TASK DIRECTIONS:
Restate every record exactly as it is written, while omitting the pictures it holds.

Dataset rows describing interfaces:
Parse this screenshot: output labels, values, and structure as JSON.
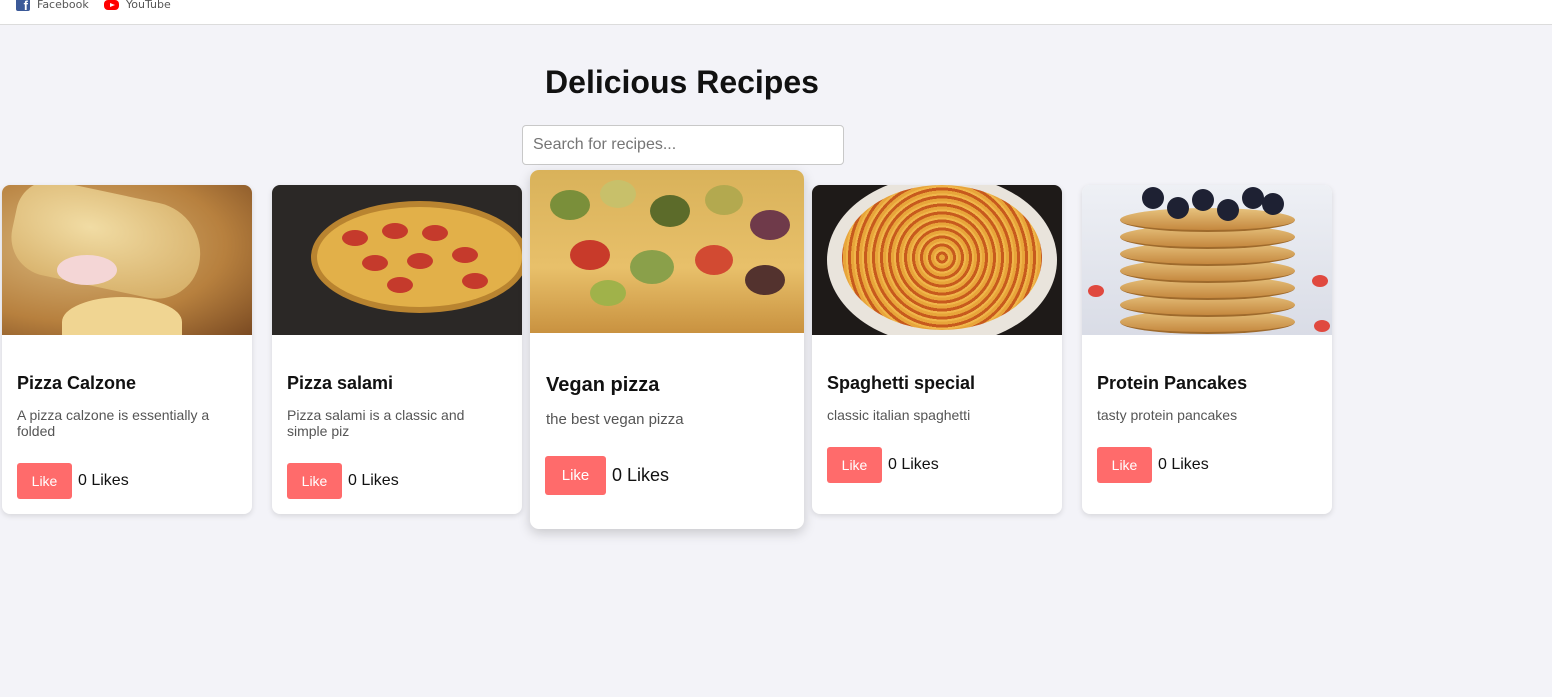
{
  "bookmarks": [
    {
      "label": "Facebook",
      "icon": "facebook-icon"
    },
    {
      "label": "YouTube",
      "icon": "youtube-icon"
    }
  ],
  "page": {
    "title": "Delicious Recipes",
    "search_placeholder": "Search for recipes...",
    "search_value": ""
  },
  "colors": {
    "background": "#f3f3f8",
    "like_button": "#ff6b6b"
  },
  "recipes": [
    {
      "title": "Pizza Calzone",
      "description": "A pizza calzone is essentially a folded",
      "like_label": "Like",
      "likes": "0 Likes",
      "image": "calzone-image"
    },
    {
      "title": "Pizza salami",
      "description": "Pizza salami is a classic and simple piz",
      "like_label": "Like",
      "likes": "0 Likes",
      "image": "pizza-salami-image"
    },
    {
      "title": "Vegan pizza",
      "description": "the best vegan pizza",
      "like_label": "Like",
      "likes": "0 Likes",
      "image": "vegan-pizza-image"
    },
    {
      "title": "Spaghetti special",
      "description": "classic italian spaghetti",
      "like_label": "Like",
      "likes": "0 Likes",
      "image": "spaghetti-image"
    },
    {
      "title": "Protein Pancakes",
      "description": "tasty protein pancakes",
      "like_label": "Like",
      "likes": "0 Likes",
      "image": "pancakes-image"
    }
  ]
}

TASK OUTPUT:
Parse this screenshot: output labels, values, and structure as JSON.
{
  "bookmarks": [
    {
      "label": "Facebook",
      "icon": "facebook-icon"
    },
    {
      "label": "YouTube",
      "icon": "youtube-icon"
    }
  ],
  "page": {
    "title": "Delicious Recipes",
    "search_placeholder": "Search for recipes...",
    "search_value": ""
  },
  "colors": {
    "background": "#f3f3f8",
    "like_button": "#ff6b6b"
  },
  "recipes": [
    {
      "title": "Pizza Calzone",
      "description": "A pizza calzone is essentially a folded",
      "like_label": "Like",
      "likes": "0 Likes",
      "image": "calzone-image"
    },
    {
      "title": "Pizza salami",
      "description": "Pizza salami is a classic and simple piz",
      "like_label": "Like",
      "likes": "0 Likes",
      "image": "pizza-salami-image"
    },
    {
      "title": "Vegan pizza",
      "description": "the best vegan pizza",
      "like_label": "Like",
      "likes": "0 Likes",
      "image": "vegan-pizza-image"
    },
    {
      "title": "Spaghetti special",
      "description": "classic italian spaghetti",
      "like_label": "Like",
      "likes": "0 Likes",
      "image": "spaghetti-image"
    },
    {
      "title": "Protein Pancakes",
      "description": "tasty protein pancakes",
      "like_label": "Like",
      "likes": "0 Likes",
      "image": "pancakes-image"
    }
  ]
}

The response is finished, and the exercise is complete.